Your Journey

My journey began nearly 35 years ago when I became a survivor like the victims I now support daily. I was a single parent with two very young boys for whom I knew I had to strive for, be a positive role model, and a positive influence.

The drive to break social and cultural norms and barriers within the Asian community and support and empower others like me kept me moving forward. I realised very quickly for women like me there was limited if any support at all. I decided to work towards being that support system for the many women who I would across through my chosen area of work.

I knew supporting victims of domestic abuse was my life calling and where I needed to be, I started out as a link worker at our local hospital supporting women through their maternity care, where, sadly many women disclosed domestic abuse from family members. Alongside my day job I also worked as an interpreter for the immigration department at Birmingham Airport and the prison service.

For the last 17 years, I focused on working with victims of domestic abuse initially with the Walsall Domestic Violence Forum and for the last 5 years with Black Country Women’s Aid. I returned to study and gained the relevant qualifications to become a qualified Independent Domestic Violence Adviser (IDVA) and Independent Sexual Violence Adviser (ISVA) and for a while worked at the SARC (Sexual abuse referral Centre) where I would support and assist with medical examinations and store evidence for rape and sexual assault victims.

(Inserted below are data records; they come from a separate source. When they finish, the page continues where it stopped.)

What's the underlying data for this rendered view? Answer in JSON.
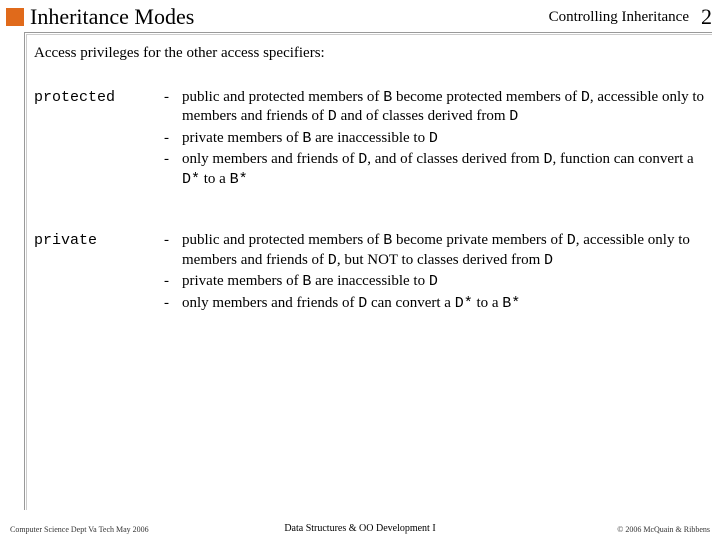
{
  "header": {
    "title": "Inheritance Modes",
    "section": "Controlling Inheritance",
    "page_number": "2"
  },
  "intro": "Access privileges for the other access specifiers:",
  "specs": [
    {
      "label": "protected",
      "items": [
        {
          "pre1": "public and protected members of ",
          "c1": "B",
          "mid1": " become protected members of ",
          "c2": "D",
          "mid2": ", accessible only to members and friends of ",
          "c3": "D",
          "mid3": " and of classes derived from ",
          "c4": "D",
          "post": ""
        },
        {
          "pre1": "private members of ",
          "c1": "B",
          "mid1": " are inaccessible to ",
          "c2": "D",
          "post": ""
        },
        {
          "pre1": "only members and friends of ",
          "c1": "D",
          "mid1": ", and of classes derived from ",
          "c2": "D",
          "mid2": ", function can convert a ",
          "c3": "D*",
          "mid3": " to a ",
          "c4": "B*",
          "post": ""
        }
      ]
    },
    {
      "label": "private",
      "items": [
        {
          "pre1": "public and protected members of ",
          "c1": "B",
          "mid1": " become private members of ",
          "c2": "D",
          "mid2": ", accessible only to members and friends of ",
          "c3": "D",
          "mid3": ", but NOT to classes derived from ",
          "c4": "D",
          "post": ""
        },
        {
          "pre1": "private members of ",
          "c1": "B",
          "mid1": " are inaccessible to ",
          "c2": "D",
          "post": ""
        },
        {
          "pre1": " only members and friends of ",
          "c1": "D",
          "mid1": " can convert a ",
          "c2": "D*",
          "mid2": " to a ",
          "c3": "B*",
          "post": ""
        }
      ]
    }
  ],
  "footer": {
    "left": "Computer Science Dept Va Tech May 2006",
    "center": "Data Structures & OO Development I",
    "right": "© 2006  McQuain & Ribbens"
  }
}
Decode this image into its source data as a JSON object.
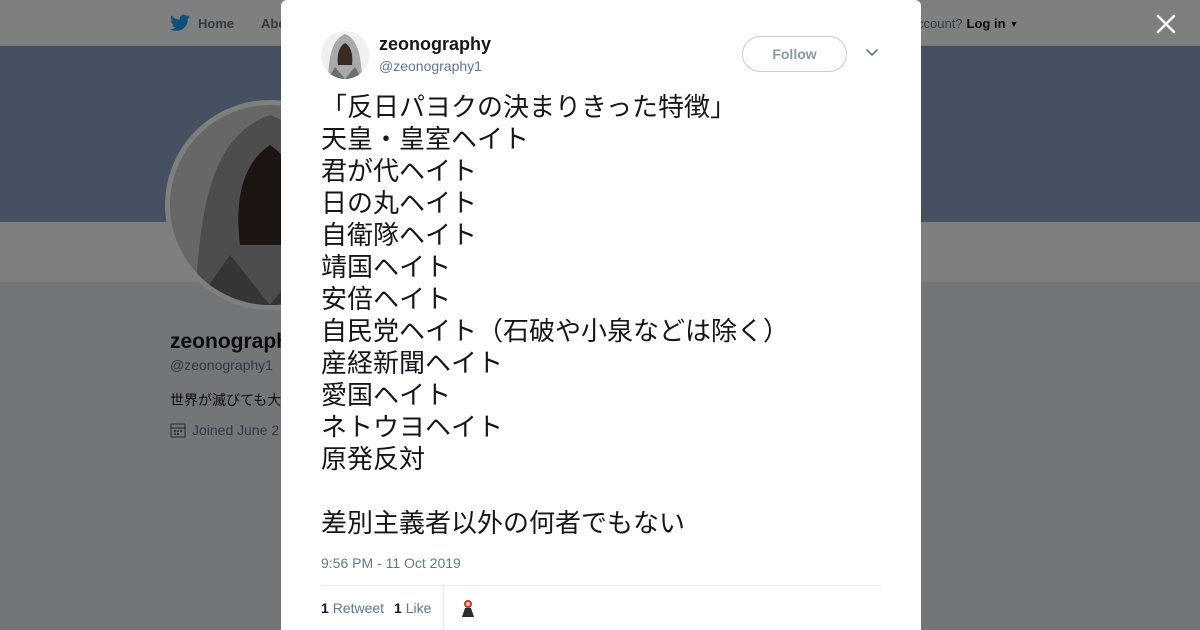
{
  "background": {
    "nav": {
      "home_label": "Home",
      "about_label": "Abo",
      "account_prompt": "ccount?",
      "login_label": "Log in"
    },
    "profile": {
      "name": "zeonograph",
      "handle": "@zeonography1",
      "bio": "世界が滅びても大",
      "joined": "Joined June 2"
    }
  },
  "tweet": {
    "user": {
      "name": "zeonography",
      "handle": "@zeonography1"
    },
    "follow_label": "Follow",
    "lines": [
      "「反日パヨクの決まりきった特徴」",
      "天皇・皇室ヘイト",
      "君が代ヘイト",
      "日の丸ヘイト",
      "自衛隊ヘイト",
      "靖国ヘイト",
      "安倍ヘイト",
      "自民党ヘイト（石破や小泉などは除く）",
      "産経新聞ヘイト",
      "愛国ヘイト",
      "ネトウヨヘイト",
      "原発反対"
    ],
    "closing_line": "差別主義者以外の何者でもない",
    "timestamp": "9:56 PM - 11 Oct 2019",
    "stats": {
      "retweets_count": "1",
      "retweets_label": "Retweet",
      "likes_count": "1",
      "likes_label": "Like"
    }
  },
  "colors": {
    "twitter_blue": "#1da1f2",
    "text_primary": "#14171a",
    "text_secondary": "#657786"
  },
  "icons": {
    "logo": "twitter-bird-icon",
    "close": "close-icon",
    "caret": "chevron-down-icon",
    "calendar": "calendar-icon"
  }
}
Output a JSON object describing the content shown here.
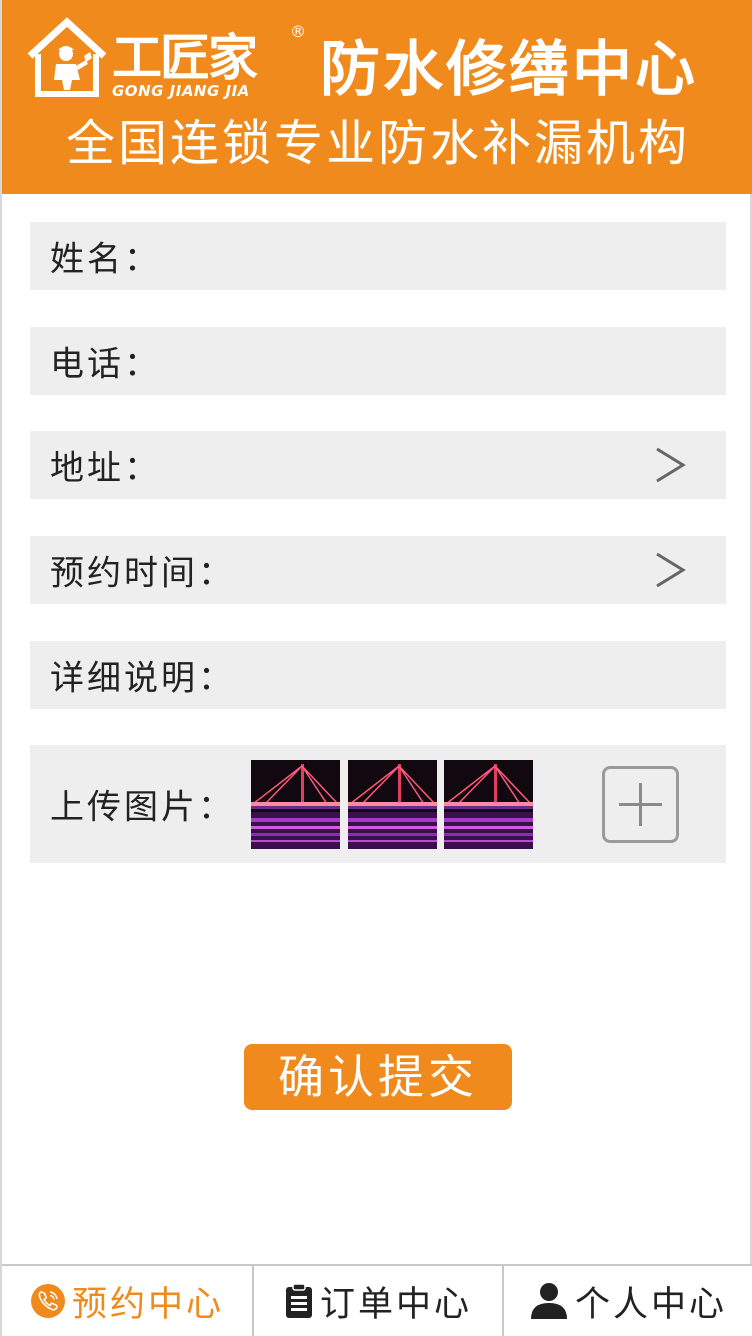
{
  "header": {
    "logo_text": "工匠家",
    "logo_sub": "GONG JIANG JIA",
    "logo_reg": "®",
    "title": "防水修缮中心",
    "slogan": "全国连锁专业防水补漏机构"
  },
  "form": {
    "name_label": "姓名：",
    "phone_label": "电话：",
    "address_label": "地址：",
    "time_label": "预约时间：",
    "detail_label": "详细说明：",
    "upload_label": "上传图片："
  },
  "submit_label": "确认提交",
  "tabs": [
    {
      "label": "预约中心",
      "icon": "phone-icon",
      "active": true
    },
    {
      "label": "订单中心",
      "icon": "clipboard-icon",
      "active": false
    },
    {
      "label": "个人中心",
      "icon": "person-icon",
      "active": false
    }
  ],
  "colors": {
    "brand": "#f08a1c",
    "row_bg": "#eeeeee",
    "text": "#222222"
  }
}
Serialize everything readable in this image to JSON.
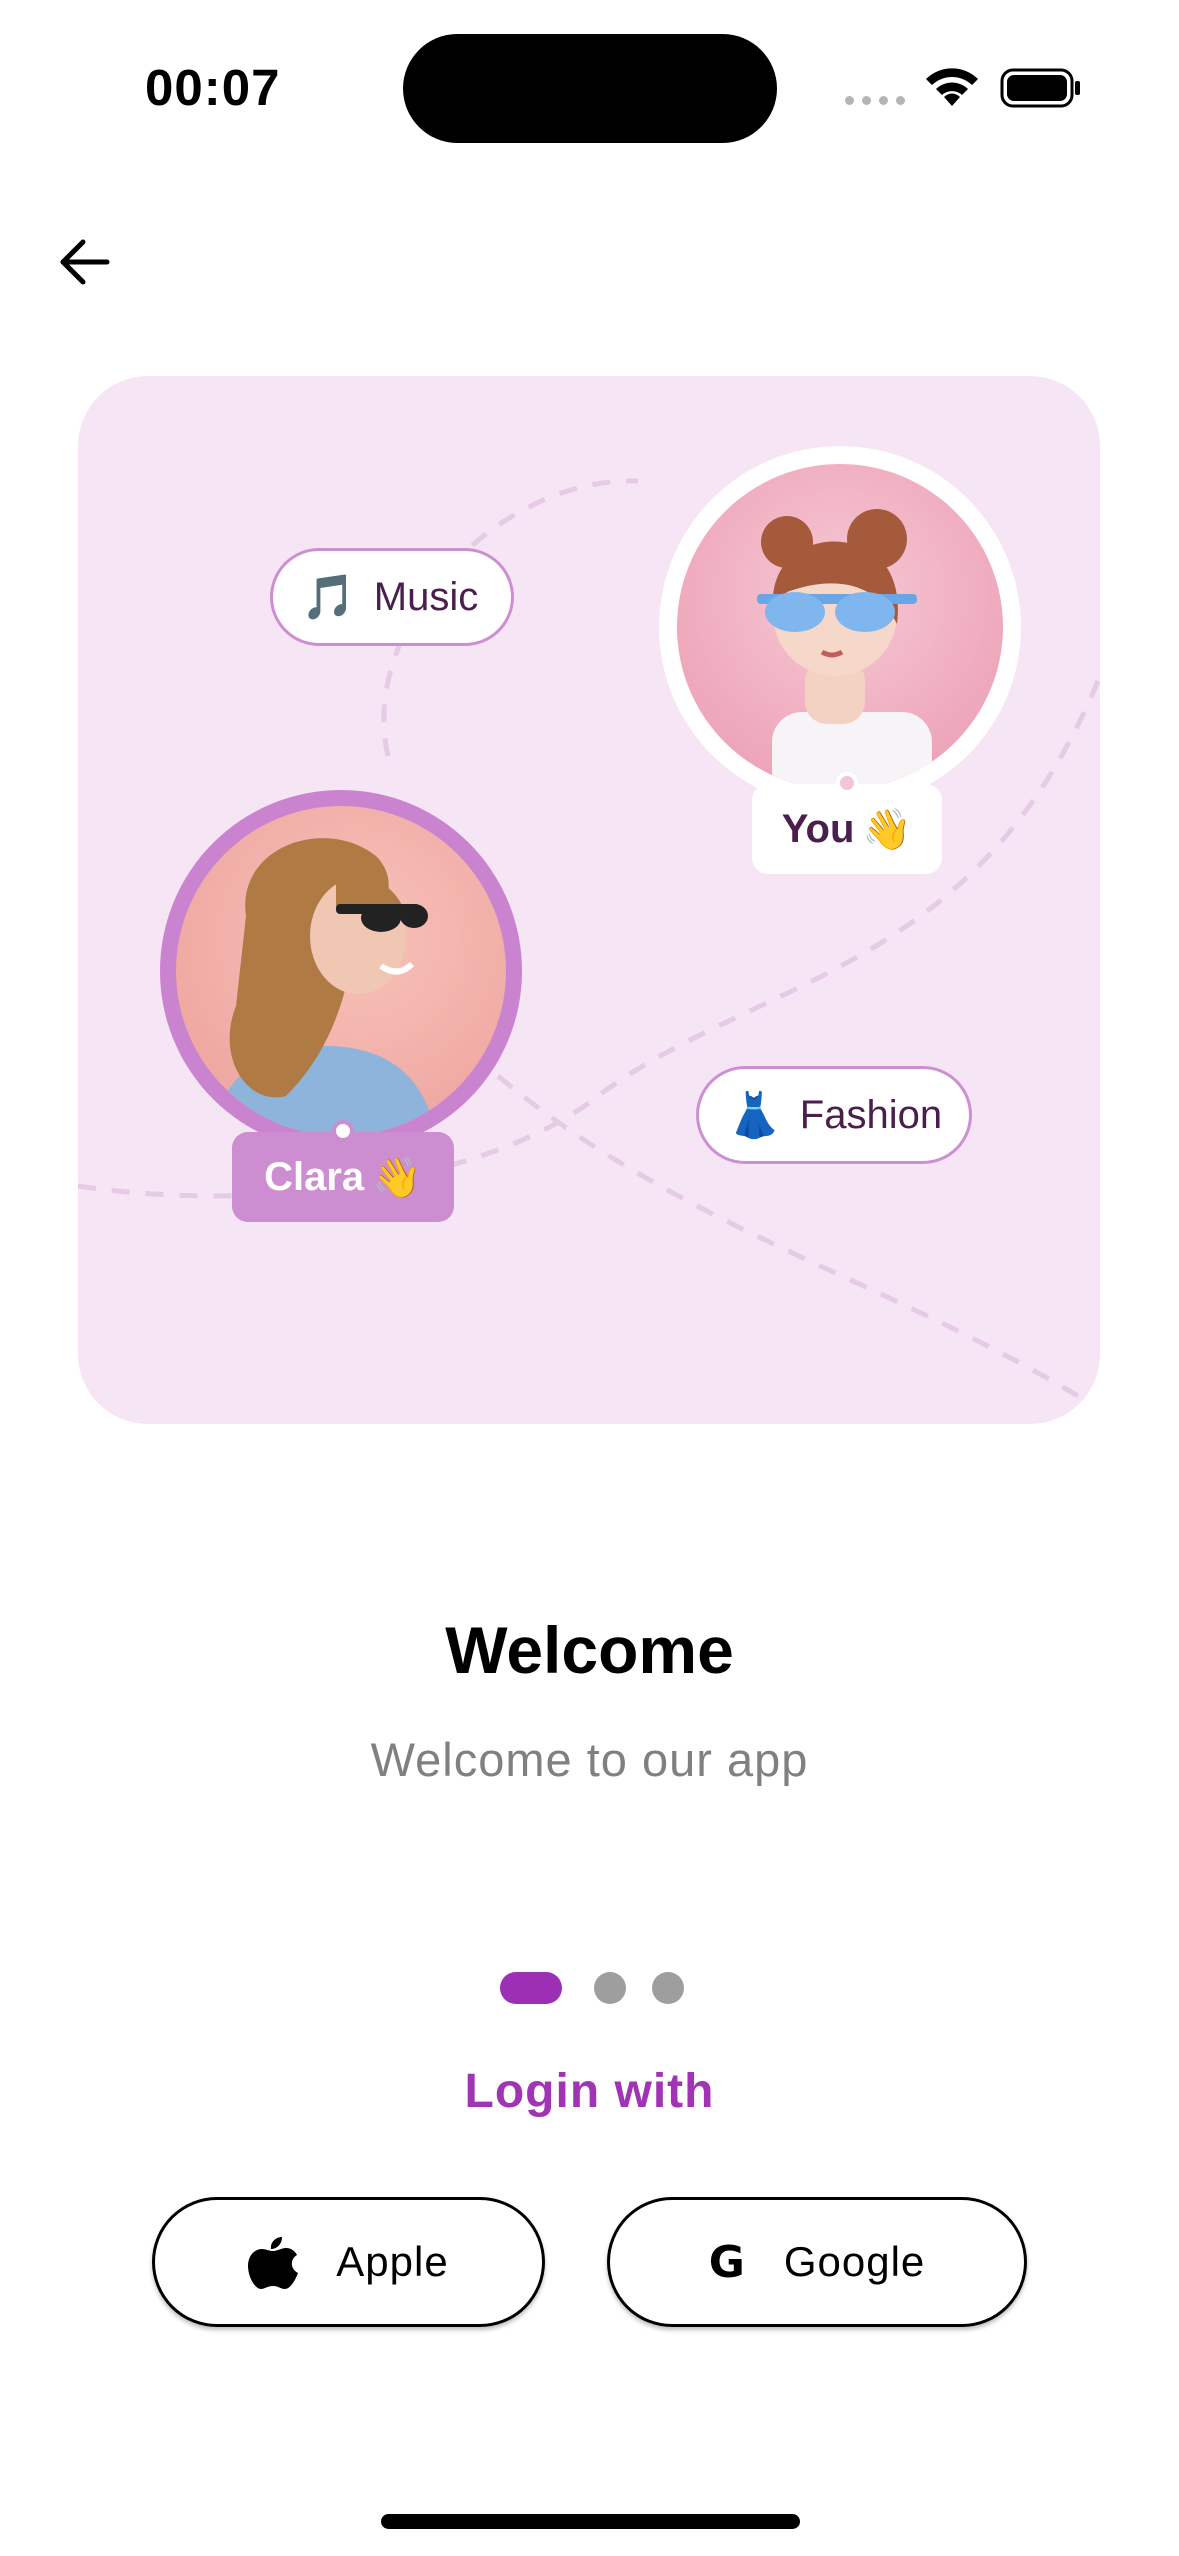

Accomplishments that make you exceptionally proud 

My biggest achievement to date has been raising my children as a single parent until I remarried and then supporting them with their careers. My eldest followed in the footsteps of his stepfather and joined the Police Force and my youngest is an assistant manager with an accountancy firm. To date, they are my biggest achievement and then it will be my grandchildren as they step into society. My children have both shared my difficult journey with me and they implement their life experiences in their personal and work lives by supporting others.

I take comfort in knowing that I have supported and helped many survivors break away from their abusive relationships and support them in living their lives fully without abuse and violence, I would say this is an achievement and my purpose.

What inspires and motivates you?

I draw my inspiration from every single survivor I have ever helped. I listen to their stories and their journeys and let them know that there is hope and there is a way out. When I see their strength and determination and the journey they have taken since leaving their abusive partners it makes me proud and appreciative that I have made a small difference in someone’s life.

I hope to continue inspiring those who might find themselves in similar situations and believe there is no hope and no way out, there is always a way out, even when the odds are stacked against you and the walls seem very high. I’ve been there, scared and not knowing where to turn to for help, it is not a nice feeling.

The obstacles you have faced to get to where you are today 

When entering the profession, it was very rare for an Asian lady to divorce, I faced immense pressure and stigma and I had to challenge and break social and cultural norms. This resulted in many obstacles but only spurred me on to advocate and support victims of abuse.

What would you say to your younger self with the benefit of hindsight?

I would say “love and respect yourself” and “be kinder to yourself” because when you come out at the other side you realise how much unnecessary pressure and blame you put on yourself unknowingly.

A quote or saying that you live by

Someone once asked me how I carry on with the work I do, I reply, it’s because I am a survivor not a victim and the journey is much easier when you are not carrying your past – this is not just a quote but a moto for me.

Translate »